I am sorely tempted to one day break my beloved lizards (or Seraphon, as they are called now for some reason) out of their long hibernation and resume upholding the ineffable will of the Old Ones, though if I do that, I will first need to familiarize myself with the AOS rules, and more importantly, with the Seraphon rulebook. Doing so will mean committing the time to doing so, though, and given how I’m lucky if I can get a game once a week due to my busy schedule, I’m not sure if that’s doable.

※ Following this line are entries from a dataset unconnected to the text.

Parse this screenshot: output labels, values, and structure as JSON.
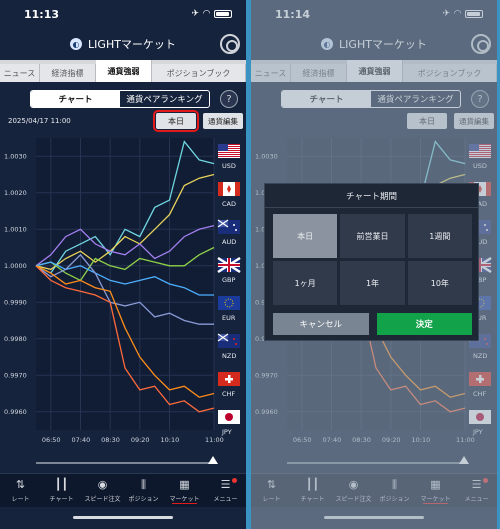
{
  "screens": [
    {
      "time": "11:13",
      "app_title": "LIGHTマーケット",
      "tabs": [
        "ニュース",
        "経済指標",
        "通貨強弱",
        "ポジションブック"
      ],
      "active_tab": 2,
      "segment": [
        "チャート",
        "通貨ペアランキング"
      ],
      "help": "?",
      "date": "2025/04/17 11:00",
      "period_button": "本日",
      "edit_button": "通貨編集",
      "nav": [
        "レート",
        "チャート",
        "スピード注文",
        "ポジション",
        "マーケット",
        "メニュー"
      ]
    },
    {
      "time": "11:14",
      "app_title": "LIGHTマーケット",
      "tabs": [
        "ニュース",
        "経済指標",
        "通貨強弱",
        "ポジションブック"
      ],
      "active_tab": 2,
      "segment": [
        "チャート",
        "通貨ペアランキング"
      ],
      "help": "?",
      "period_button": "本日",
      "edit_button": "通貨編集",
      "nav": [
        "レート",
        "チャート",
        "スピード注文",
        "ポジション",
        "マーケット",
        "メニュー"
      ],
      "modal": {
        "title": "チャート期間",
        "options": [
          "本日",
          "前営業日",
          "1週間",
          "1ヶ月",
          "1年",
          "10年"
        ],
        "selected": "本日",
        "cancel": "キャンセル",
        "confirm": "決定"
      }
    }
  ],
  "colors": {
    "USD": "#6fd6e0",
    "CAD": "#e8d25a",
    "AUD": "#a37ff0",
    "GBP": "#8fd148",
    "EUR": "#4db0ff",
    "NZD": "#8a9bd6",
    "CHF": "#ff6a3a",
    "JPY": "#ff8c1a"
  },
  "chart_data": {
    "type": "line",
    "x": [
      "06:30",
      "06:50",
      "07:10",
      "07:40",
      "08:10",
      "08:30",
      "08:50",
      "09:20",
      "09:40",
      "10:10",
      "10:30",
      "10:50",
      "11:00"
    ],
    "x_ticks": [
      "06:50",
      "07:40",
      "08:30",
      "09:20",
      "10:10",
      "11:00"
    ],
    "y_ticks": [
      "1.0030",
      "1.0020",
      "1.0010",
      "1.0000",
      "0.9990",
      "0.9980",
      "0.9970",
      "0.9960"
    ],
    "ylim": [
      0.9955,
      1.0035
    ],
    "series": [
      {
        "name": "USD",
        "values": [
          1.0,
          0.9998,
          1.0004,
          1.0006,
          1.0008,
          1.0003,
          1.001,
          1.0008,
          1.0016,
          1.0018,
          1.0034,
          1.0029,
          1.0028
        ]
      },
      {
        "name": "CAD",
        "values": [
          1.0,
          0.9999,
          1.0002,
          1.0004,
          1.0001,
          1.0004,
          1.0008,
          1.0006,
          1.001,
          1.0014,
          1.0022,
          1.0024,
          1.0025
        ]
      },
      {
        "name": "AUD",
        "values": [
          1.0,
          1.0003,
          1.0008,
          1.001,
          1.0006,
          1.0004,
          1.0003,
          1.0006,
          1.0002,
          1.0004,
          1.0008,
          1.001,
          1.0011
        ]
      },
      {
        "name": "GBP",
        "values": [
          1.0,
          1.0001,
          0.9998,
          0.9996,
          1.0002,
          1.0,
          0.9999,
          1.0002,
          1.0001,
          1.0,
          1.0,
          1.0003,
          1.0005
        ]
      },
      {
        "name": "EUR",
        "values": [
          1.0,
          1.0001,
          0.9999,
          1.0,
          0.9998,
          0.9996,
          0.9995,
          0.9996,
          0.9997,
          0.9995,
          0.9994,
          0.9992,
          0.9992
        ]
      },
      {
        "name": "NZD",
        "values": [
          1.0,
          0.9997,
          0.9999,
          1.0003,
          0.9998,
          0.999,
          0.9989,
          0.999,
          0.9986,
          0.9987,
          0.9985,
          0.9984,
          0.9984
        ]
      },
      {
        "name": "CHF",
        "values": [
          1.0,
          0.9996,
          0.9994,
          0.9993,
          0.9992,
          0.999,
          0.9972,
          0.9966,
          0.9967,
          0.9962,
          0.9963,
          0.996,
          0.9961
        ]
      },
      {
        "name": "JPY",
        "values": [
          1.0,
          0.9998,
          0.9995,
          0.9996,
          0.9994,
          0.9993,
          0.9983,
          0.9975,
          0.997,
          0.9966,
          0.9967,
          0.9964,
          0.9965
        ]
      }
    ]
  }
}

I actually got into Infinity a few years ago because my girlfriend currently plays it. I have to admit, I rather liked the minis, and found the cyberpunk setting and the small scale a refreshing change from 40k (especially since the lower model count meant for a cheaper hobby). However, I have never been able to dive into it half as much as I was expecting: while I have started up on an Ariadna force (a faction of scrappy underdog colonists with modern-day technology in a future-tech setting) a few years ago, I have repeatedly had difficulty assembling many of the models– quite a lot of them have joins that are difficult to glue together, and some require a degree of pinning that seems beyond my modelling ability. At the moment, my Ariadnans have been on indefinite hiatus because (1) Toronto’s foremost Infinity group meets on a day that is rather difficult for me, and (2) whenever I turn back to Infinity, something 40k always grabs my attention instead. It has honestly gotten to the point where I wonder whether I should even persist with Infinity.

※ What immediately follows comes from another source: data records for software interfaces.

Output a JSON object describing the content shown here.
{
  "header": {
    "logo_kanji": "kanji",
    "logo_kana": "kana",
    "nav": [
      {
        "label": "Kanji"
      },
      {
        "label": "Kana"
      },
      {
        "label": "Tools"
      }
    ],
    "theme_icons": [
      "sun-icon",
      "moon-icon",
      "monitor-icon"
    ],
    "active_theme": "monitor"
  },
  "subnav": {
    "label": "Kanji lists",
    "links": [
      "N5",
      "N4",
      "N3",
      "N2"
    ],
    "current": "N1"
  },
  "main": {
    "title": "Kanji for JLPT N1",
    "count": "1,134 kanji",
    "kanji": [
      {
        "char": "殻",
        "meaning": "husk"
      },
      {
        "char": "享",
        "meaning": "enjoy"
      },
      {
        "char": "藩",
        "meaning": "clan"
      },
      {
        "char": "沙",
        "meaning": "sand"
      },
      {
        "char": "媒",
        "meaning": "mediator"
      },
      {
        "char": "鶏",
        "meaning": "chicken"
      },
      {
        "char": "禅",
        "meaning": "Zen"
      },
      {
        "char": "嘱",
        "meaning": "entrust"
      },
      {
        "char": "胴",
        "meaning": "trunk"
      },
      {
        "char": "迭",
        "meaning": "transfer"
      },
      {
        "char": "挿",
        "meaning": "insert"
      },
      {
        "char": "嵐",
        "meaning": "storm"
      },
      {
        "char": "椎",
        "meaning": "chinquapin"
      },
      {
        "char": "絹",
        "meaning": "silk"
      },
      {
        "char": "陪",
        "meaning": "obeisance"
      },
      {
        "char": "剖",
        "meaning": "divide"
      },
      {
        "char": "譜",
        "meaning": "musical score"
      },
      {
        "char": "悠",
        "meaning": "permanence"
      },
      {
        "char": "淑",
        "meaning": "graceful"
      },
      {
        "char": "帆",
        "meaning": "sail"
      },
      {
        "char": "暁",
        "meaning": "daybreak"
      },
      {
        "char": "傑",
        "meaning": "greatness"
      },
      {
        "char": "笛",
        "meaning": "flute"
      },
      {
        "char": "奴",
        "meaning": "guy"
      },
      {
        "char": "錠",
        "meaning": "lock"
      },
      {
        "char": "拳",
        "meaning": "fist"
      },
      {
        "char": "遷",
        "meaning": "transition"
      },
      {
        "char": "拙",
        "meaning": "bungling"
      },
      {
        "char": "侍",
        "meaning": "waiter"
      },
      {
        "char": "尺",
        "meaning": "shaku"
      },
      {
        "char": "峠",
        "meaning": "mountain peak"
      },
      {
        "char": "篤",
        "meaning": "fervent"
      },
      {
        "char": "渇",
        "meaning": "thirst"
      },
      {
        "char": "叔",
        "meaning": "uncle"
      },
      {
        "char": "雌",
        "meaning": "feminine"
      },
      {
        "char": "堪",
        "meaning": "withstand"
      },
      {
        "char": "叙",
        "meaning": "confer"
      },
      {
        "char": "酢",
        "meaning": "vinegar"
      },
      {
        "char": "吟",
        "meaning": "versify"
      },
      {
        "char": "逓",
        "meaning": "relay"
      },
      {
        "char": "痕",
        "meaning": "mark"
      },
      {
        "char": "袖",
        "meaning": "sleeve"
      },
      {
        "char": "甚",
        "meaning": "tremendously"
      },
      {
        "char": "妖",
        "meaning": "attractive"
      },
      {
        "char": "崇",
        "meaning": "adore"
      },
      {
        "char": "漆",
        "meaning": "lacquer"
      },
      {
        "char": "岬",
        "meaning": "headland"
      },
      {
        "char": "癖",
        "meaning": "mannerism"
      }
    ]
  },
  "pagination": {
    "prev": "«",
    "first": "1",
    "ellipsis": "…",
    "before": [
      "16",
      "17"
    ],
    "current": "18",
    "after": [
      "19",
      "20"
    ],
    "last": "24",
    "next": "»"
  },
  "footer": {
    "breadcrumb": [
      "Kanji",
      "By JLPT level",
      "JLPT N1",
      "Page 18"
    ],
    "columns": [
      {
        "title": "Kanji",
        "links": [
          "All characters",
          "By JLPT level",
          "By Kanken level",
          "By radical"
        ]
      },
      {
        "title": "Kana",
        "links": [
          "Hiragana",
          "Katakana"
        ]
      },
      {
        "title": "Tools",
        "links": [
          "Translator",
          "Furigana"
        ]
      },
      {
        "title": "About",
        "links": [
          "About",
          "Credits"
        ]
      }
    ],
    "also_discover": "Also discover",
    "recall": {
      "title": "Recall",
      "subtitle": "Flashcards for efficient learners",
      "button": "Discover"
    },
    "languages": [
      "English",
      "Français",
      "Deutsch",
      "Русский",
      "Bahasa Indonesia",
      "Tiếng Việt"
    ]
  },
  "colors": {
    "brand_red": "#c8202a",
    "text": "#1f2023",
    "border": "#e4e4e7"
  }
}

I hope to get a few more games of it in this year: then I may be able to make a more informed decision of whether to abstain while I’m ahead, or whether to dive headlong into a force of mechsuit-riding werewolf GI Joes.


X-Wing is another game that my girlfriend and I got the boxed set for, on the grounds that it is very easy to simply pick up and play: the models come pre-painted, there are terrain and markers readily available in the boxed set, and the game itself is quite small, with only anywhere between two and five ships per side, realistically. As of yet, we have yet to get a proper game in, but I can see keeping X-Wing as a nice casual side game for both of us to steadily expand. That being said, I doubt I would ever get into competitive play for X-Wing: aside from the fact that I already don’t participate in tournaments in 40k (more on that in a future post), what little I’ve seen of the X-Wing tournament meta speaks to a dizzying array of cards, gear and manoeuvres, and more than a few ships and combos that have roundly been decried as OP. At this stage, I feel somewhat unready to step into that…and beside which, I am reluctant to buy entire ships that I’m never going to use only because they come packaged with particularly competitive cards.

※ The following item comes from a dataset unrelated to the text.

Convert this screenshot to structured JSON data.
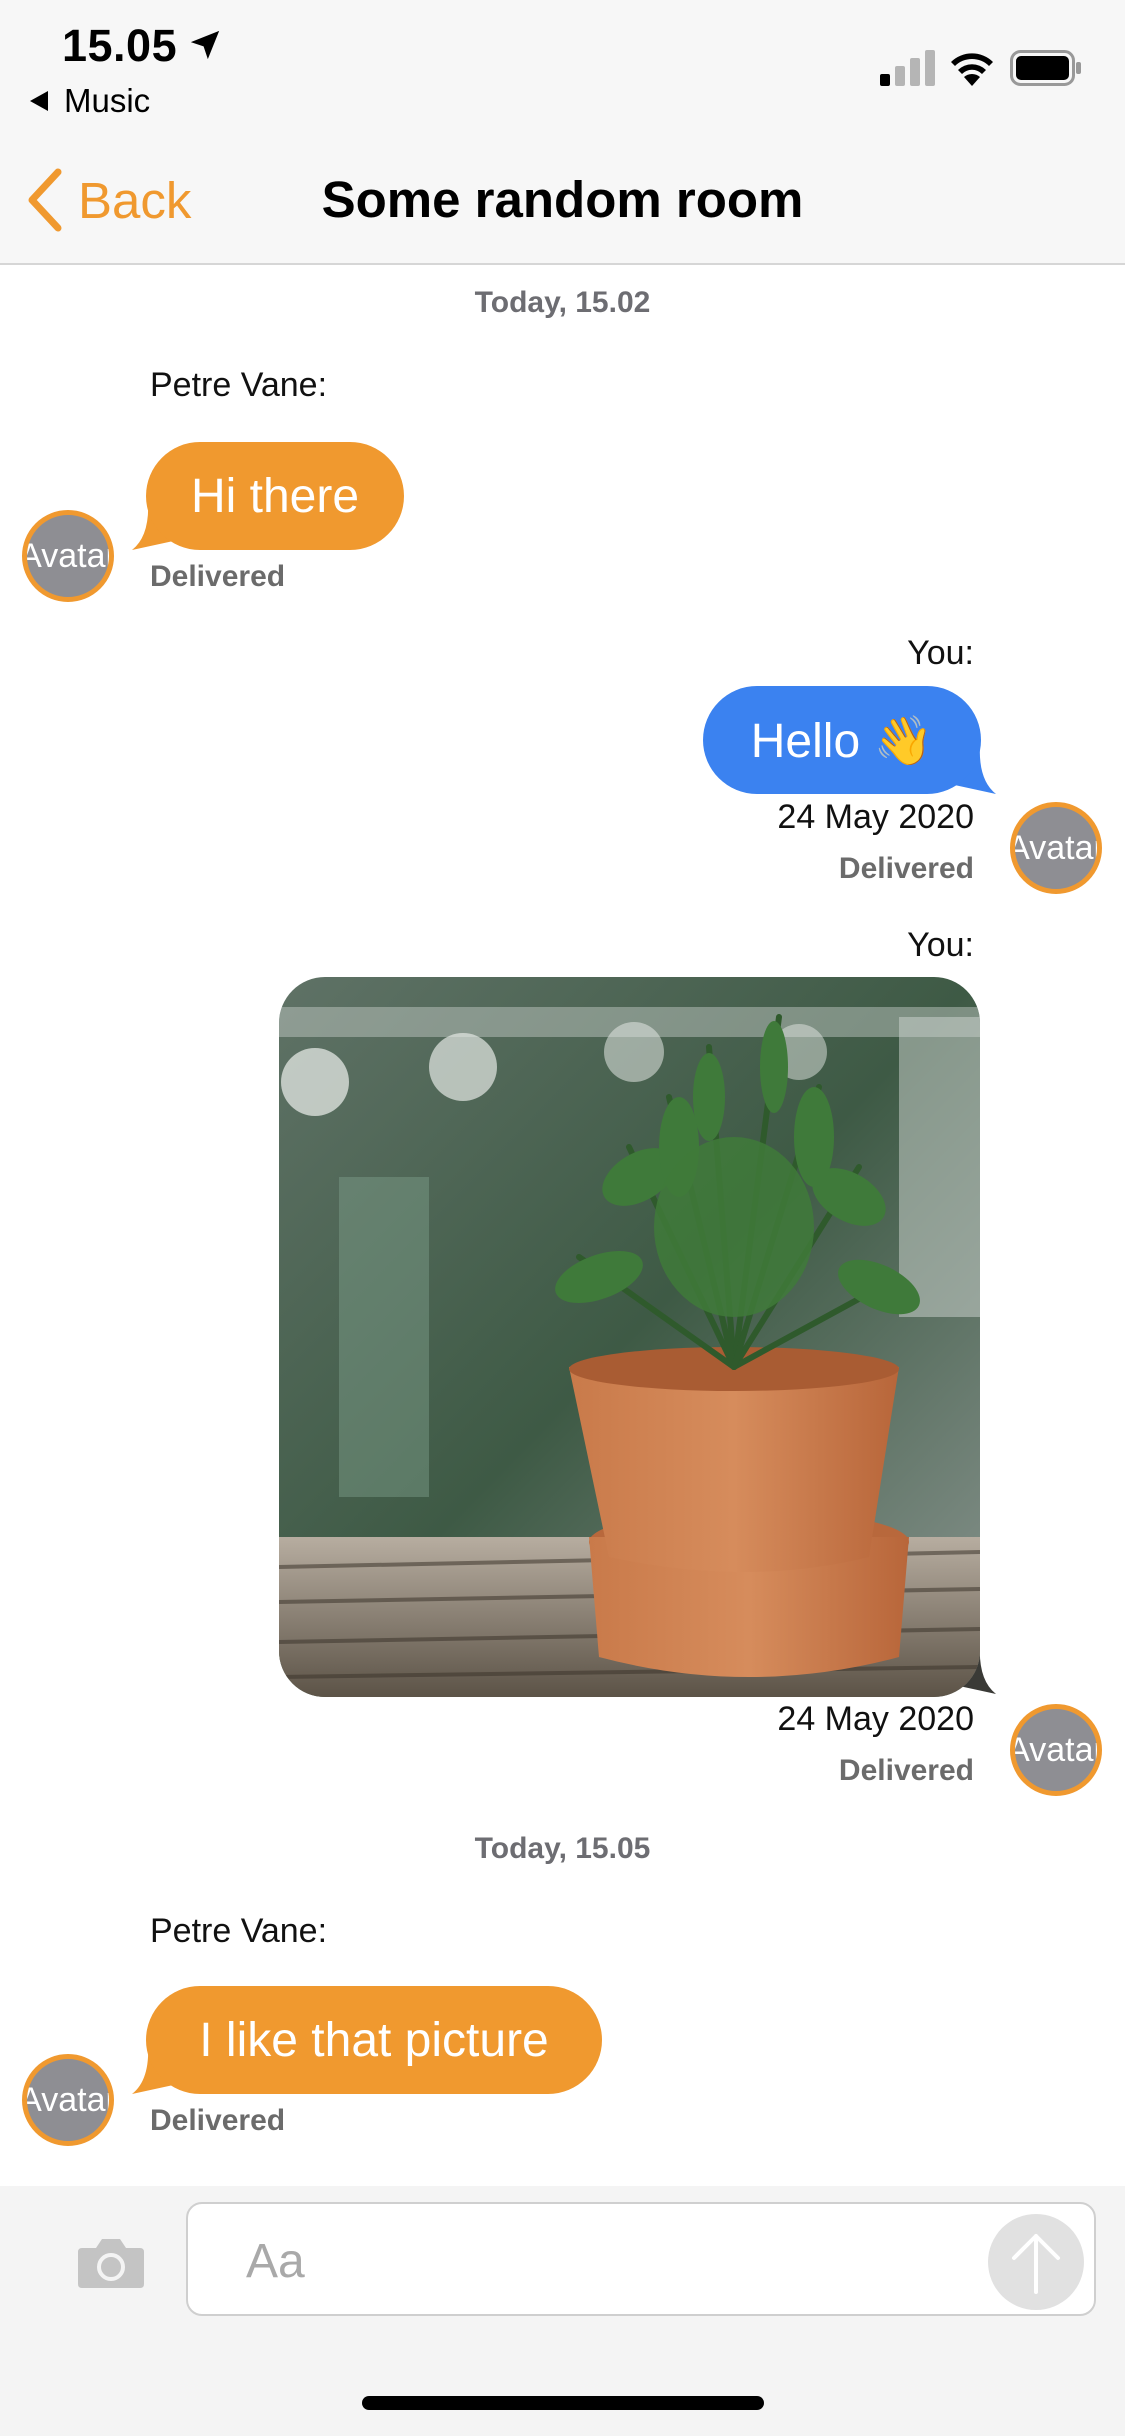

Fallout: Wasteland Warfare

I feel it needs to be said at this point that I am a big Fallout fan. Fallout 3 ranks as one of my favourite games of all time, and I absolutely love the grim humour and retro-future aesthetic of its post apocalyptic setting. It is for this reason that, ever since Modiphius announced they were doing a Fallout miniatures game (complete with beautifully rendered models), I have been awaiting this game eagerly.

Well, semi-eagerly. Before I dive into this game upon its release, I want to see, firstly, how popular it becomes in my area, and secondly, what the rules are like– both of which will dictate whether I get games in or enjoy said games. Modiphius’ premise of narrative campaigns, and of a settlement-building system akin to that in Fallout 4, intrigue me, but I want to see some games in action before I commit to it. Furthermore, while the models look amazing (those Brotherhood of Steel minis in particular demand to be painted), at the moment all of the factions appear to be from Fallout 4. This is not a bad thing, but I am hoping, further down the line, that Modiphius releases models for other factions from other Fallout games (the Enclave and the NCR, in particular).

Anyway, the year is still early, and I still have some time to decide what’s next (and beside which, I have other major life goals, like finding a new job and/or getting a place of my own at long last. Hopefully, when I have more space to dedicate to myself (and my manifold hobbies), I’ll be able to make a more informed decision…but regardless, I do intend to start something new this year. It is only a question of what.